» Your objective: Exact reproduction of the data is required, with images excluded.

» Dataset excerpts:
◇ ◇ ◇ ◇ ◇ ◇ ◇
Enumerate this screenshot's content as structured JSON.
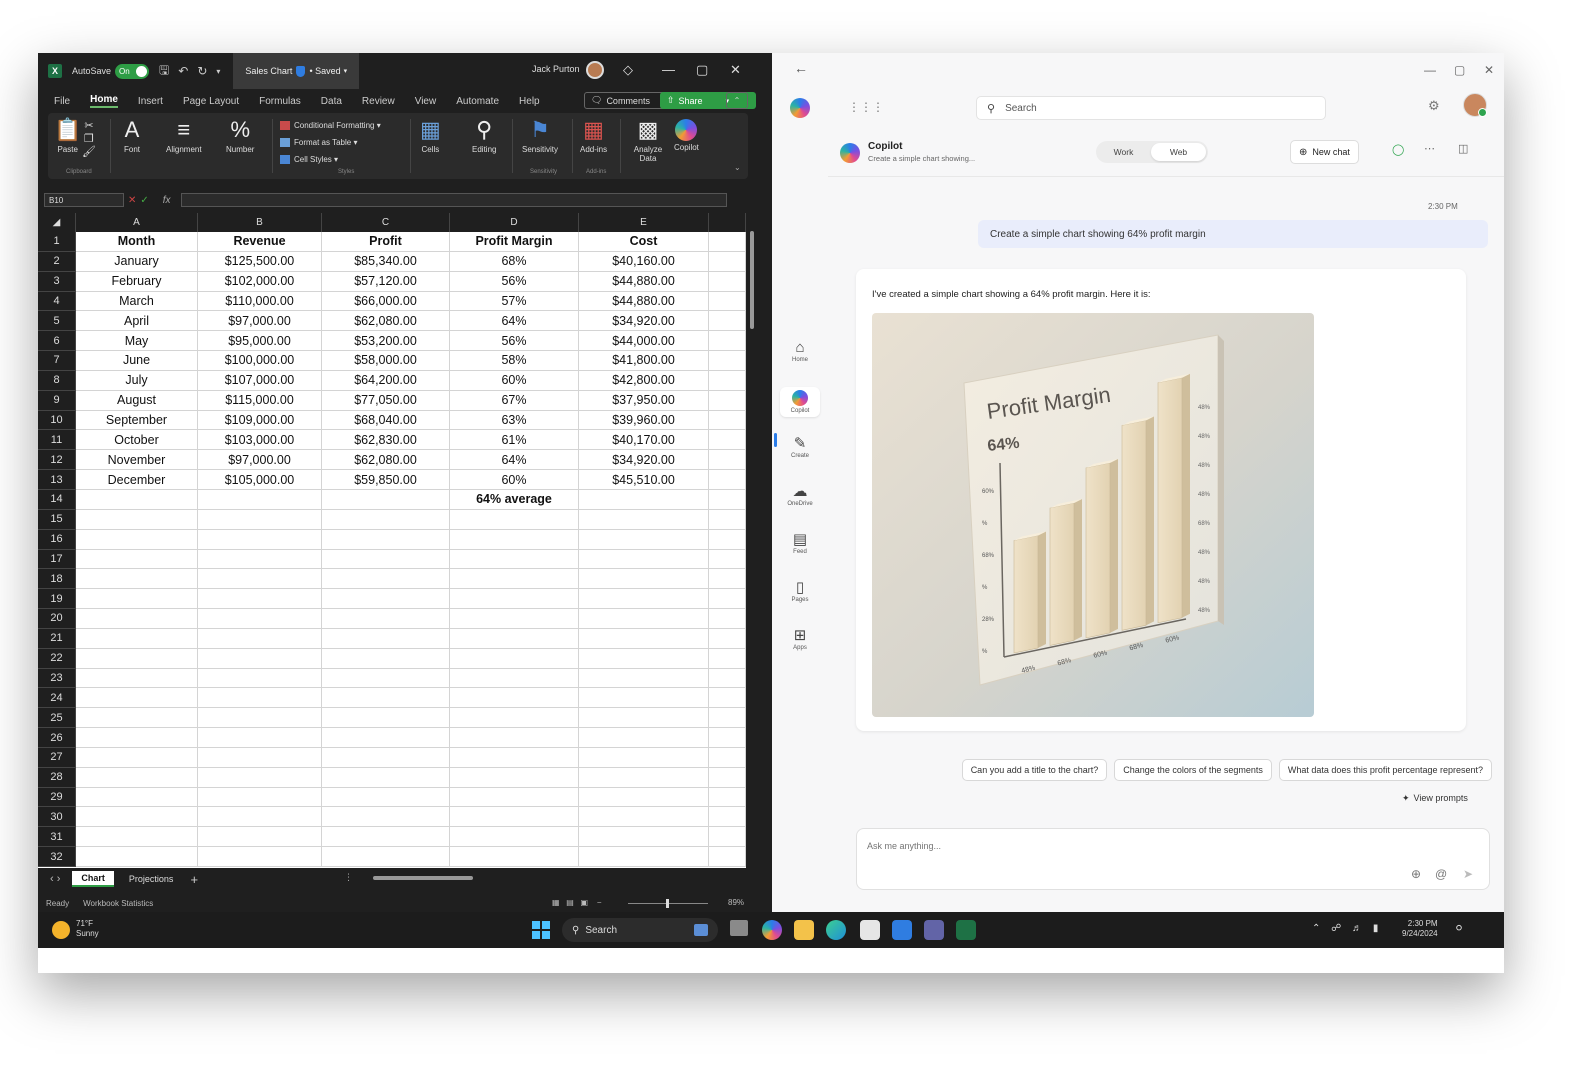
{
  "excel": {
    "autosave_label": "AutoSave",
    "autosave_state": "On",
    "doc_title": "Sales Chart",
    "doc_status": "• Saved",
    "user_name": "Jack Purton",
    "tabs": [
      "File",
      "Home",
      "Insert",
      "Page Layout",
      "Formulas",
      "Data",
      "Review",
      "View",
      "Automate",
      "Help"
    ],
    "active_tab": "Home",
    "comments_label": "Comments",
    "share_label": "Share",
    "ribbon": {
      "paste": "Paste",
      "clipboard": "Clipboard",
      "font": "Font",
      "alignment": "Alignment",
      "number": "Number",
      "conditional_formatting": "Conditional Formatting",
      "format_as_table": "Format as Table",
      "cell_styles": "Cell Styles",
      "styles": "Styles",
      "cells": "Cells",
      "editing": "Editing",
      "sensitivity": "Sensitivity",
      "sensitivity_group": "Sensitivity",
      "addins": "Add-ins",
      "addins_group": "Add-ins",
      "analyze_data": "Analyze Data",
      "copilot": "Copilot"
    },
    "name_box": "B10",
    "fx_label": "fx",
    "columns": [
      "A",
      "B",
      "C",
      "D",
      "E"
    ],
    "rows": [
      [
        "Month",
        "Revenue",
        "Profit",
        "Profit Margin",
        "Cost"
      ],
      [
        "January",
        "$125,500.00",
        "$85,340.00",
        "68%",
        "$40,160.00"
      ],
      [
        "February",
        "$102,000.00",
        "$57,120.00",
        "56%",
        "$44,880.00"
      ],
      [
        "March",
        "$110,000.00",
        "$66,000.00",
        "57%",
        "$44,880.00"
      ],
      [
        "April",
        "$97,000.00",
        "$62,080.00",
        "64%",
        "$34,920.00"
      ],
      [
        "May",
        "$95,000.00",
        "$53,200.00",
        "56%",
        "$44,000.00"
      ],
      [
        "June",
        "$100,000.00",
        "$58,000.00",
        "58%",
        "$41,800.00"
      ],
      [
        "July",
        "$107,000.00",
        "$64,200.00",
        "60%",
        "$42,800.00"
      ],
      [
        "August",
        "$115,000.00",
        "$77,050.00",
        "67%",
        "$37,950.00"
      ],
      [
        "September",
        "$109,000.00",
        "$68,040.00",
        "63%",
        "$39,960.00"
      ],
      [
        "October",
        "$103,000.00",
        "$62,830.00",
        "61%",
        "$40,170.00"
      ],
      [
        "November",
        "$97,000.00",
        "$62,080.00",
        "64%",
        "$34,920.00"
      ],
      [
        "December",
        "$105,000.00",
        "$59,850.00",
        "60%",
        "$45,510.00"
      ],
      [
        "",
        "",
        "",
        "64% average",
        ""
      ]
    ],
    "total_rows": 32,
    "sheets": [
      "Chart",
      "Projections"
    ],
    "active_sheet": "Chart",
    "status_ready": "Ready",
    "status_stats": "Workbook Statistics",
    "zoom": "89%"
  },
  "copilot": {
    "search_placeholder": "Search",
    "rail": [
      "Home",
      "Copilot",
      "Create",
      "OneDrive",
      "Feed",
      "Pages",
      "Apps"
    ],
    "active_rail": "Copilot",
    "chat_title": "Copilot",
    "chat_subtitle": "Create a simple chart showing...",
    "mode_work": "Work",
    "mode_web": "Web",
    "active_mode": "Web",
    "new_chat": "New chat",
    "timestamp": "2:30 PM",
    "user_message": "Create a simple chart showing 64% profit margin",
    "response_text": "I've created a simple chart showing a 64% profit margin. Here it is:",
    "image": {
      "title": "Profit Margin",
      "value": "64%",
      "bar_heights": [
        0.45,
        0.55,
        0.68,
        0.82,
        0.96
      ],
      "x_ticks": [
        "48%",
        "68%",
        "60%",
        "68%",
        "60%"
      ],
      "y_ticks_left": [
        "60%",
        "%",
        "68%",
        "%",
        "28%",
        "%"
      ],
      "y_ticks_right": [
        "48%",
        "48%",
        "48%",
        "48%",
        "68%",
        "48%",
        "48%",
        "48%"
      ]
    },
    "suggestions": [
      "Can you add a title to the chart?",
      "Change the colors of the segments",
      "What data does this profit percentage represent?"
    ],
    "view_prompts": "View prompts",
    "input_placeholder": "Ask me anything..."
  },
  "taskbar": {
    "temperature": "71°F",
    "weather": "Sunny",
    "search_label": "Search",
    "time": "2:30 PM",
    "date": "9/24/2024"
  },
  "colors": {
    "excel_green": "#2e9d45",
    "excel_dark": "#1f1f1f",
    "copilot_bg": "#f7f7f8",
    "user_bubble": "#e9edfb"
  }
}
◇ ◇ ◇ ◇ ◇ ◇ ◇
» Exercise answer:
Enumerate this screenshot's content as structured JSON.
{
  "excel": {
    "autosave_label": "AutoSave",
    "autosave_state": "On",
    "doc_title": "Sales Chart",
    "doc_status": "• Saved",
    "user_name": "Jack Purton",
    "tabs": [
      "File",
      "Home",
      "Insert",
      "Page Layout",
      "Formulas",
      "Data",
      "Review",
      "View",
      "Automate",
      "Help"
    ],
    "active_tab": "Home",
    "comments_label": "Comments",
    "share_label": "Share",
    "ribbon": {
      "paste": "Paste",
      "clipboard": "Clipboard",
      "font": "Font",
      "alignment": "Alignment",
      "number": "Number",
      "conditional_formatting": "Conditional Formatting",
      "format_as_table": "Format as Table",
      "cell_styles": "Cell Styles",
      "styles": "Styles",
      "cells": "Cells",
      "editing": "Editing",
      "sensitivity": "Sensitivity",
      "sensitivity_group": "Sensitivity",
      "addins": "Add-ins",
      "addins_group": "Add-ins",
      "analyze_data": "Analyze Data",
      "copilot": "Copilot"
    },
    "name_box": "B10",
    "fx_label": "fx",
    "columns": [
      "A",
      "B",
      "C",
      "D",
      "E"
    ],
    "rows": [
      [
        "Month",
        "Revenue",
        "Profit",
        "Profit Margin",
        "Cost"
      ],
      [
        "January",
        "$125,500.00",
        "$85,340.00",
        "68%",
        "$40,160.00"
      ],
      [
        "February",
        "$102,000.00",
        "$57,120.00",
        "56%",
        "$44,880.00"
      ],
      [
        "March",
        "$110,000.00",
        "$66,000.00",
        "57%",
        "$44,880.00"
      ],
      [
        "April",
        "$97,000.00",
        "$62,080.00",
        "64%",
        "$34,920.00"
      ],
      [
        "May",
        "$95,000.00",
        "$53,200.00",
        "56%",
        "$44,000.00"
      ],
      [
        "June",
        "$100,000.00",
        "$58,000.00",
        "58%",
        "$41,800.00"
      ],
      [
        "July",
        "$107,000.00",
        "$64,200.00",
        "60%",
        "$42,800.00"
      ],
      [
        "August",
        "$115,000.00",
        "$77,050.00",
        "67%",
        "$37,950.00"
      ],
      [
        "September",
        "$109,000.00",
        "$68,040.00",
        "63%",
        "$39,960.00"
      ],
      [
        "October",
        "$103,000.00",
        "$62,830.00",
        "61%",
        "$40,170.00"
      ],
      [
        "November",
        "$97,000.00",
        "$62,080.00",
        "64%",
        "$34,920.00"
      ],
      [
        "December",
        "$105,000.00",
        "$59,850.00",
        "60%",
        "$45,510.00"
      ],
      [
        "",
        "",
        "",
        "64% average",
        ""
      ]
    ],
    "total_rows": 32,
    "sheets": [
      "Chart",
      "Projections"
    ],
    "active_sheet": "Chart",
    "status_ready": "Ready",
    "status_stats": "Workbook Statistics",
    "zoom": "89%"
  },
  "copilot": {
    "search_placeholder": "Search",
    "rail": [
      "Home",
      "Copilot",
      "Create",
      "OneDrive",
      "Feed",
      "Pages",
      "Apps"
    ],
    "active_rail": "Copilot",
    "chat_title": "Copilot",
    "chat_subtitle": "Create a simple chart showing...",
    "mode_work": "Work",
    "mode_web": "Web",
    "active_mode": "Web",
    "new_chat": "New chat",
    "timestamp": "2:30 PM",
    "user_message": "Create a simple chart showing 64% profit margin",
    "response_text": "I've created a simple chart showing a 64% profit margin. Here it is:",
    "image": {
      "title": "Profit Margin",
      "value": "64%",
      "bar_heights": [
        0.45,
        0.55,
        0.68,
        0.82,
        0.96
      ],
      "x_ticks": [
        "48%",
        "68%",
        "60%",
        "68%",
        "60%"
      ],
      "y_ticks_left": [
        "60%",
        "%",
        "68%",
        "%",
        "28%",
        "%"
      ],
      "y_ticks_right": [
        "48%",
        "48%",
        "48%",
        "48%",
        "68%",
        "48%",
        "48%",
        "48%"
      ]
    },
    "suggestions": [
      "Can you add a title to the chart?",
      "Change the colors of the segments",
      "What data does this profit percentage represent?"
    ],
    "view_prompts": "View prompts",
    "input_placeholder": "Ask me anything..."
  },
  "taskbar": {
    "temperature": "71°F",
    "weather": "Sunny",
    "search_label": "Search",
    "time": "2:30 PM",
    "date": "9/24/2024"
  },
  "colors": {
    "excel_green": "#2e9d45",
    "excel_dark": "#1f1f1f",
    "copilot_bg": "#f7f7f8",
    "user_bubble": "#e9edfb"
  }
}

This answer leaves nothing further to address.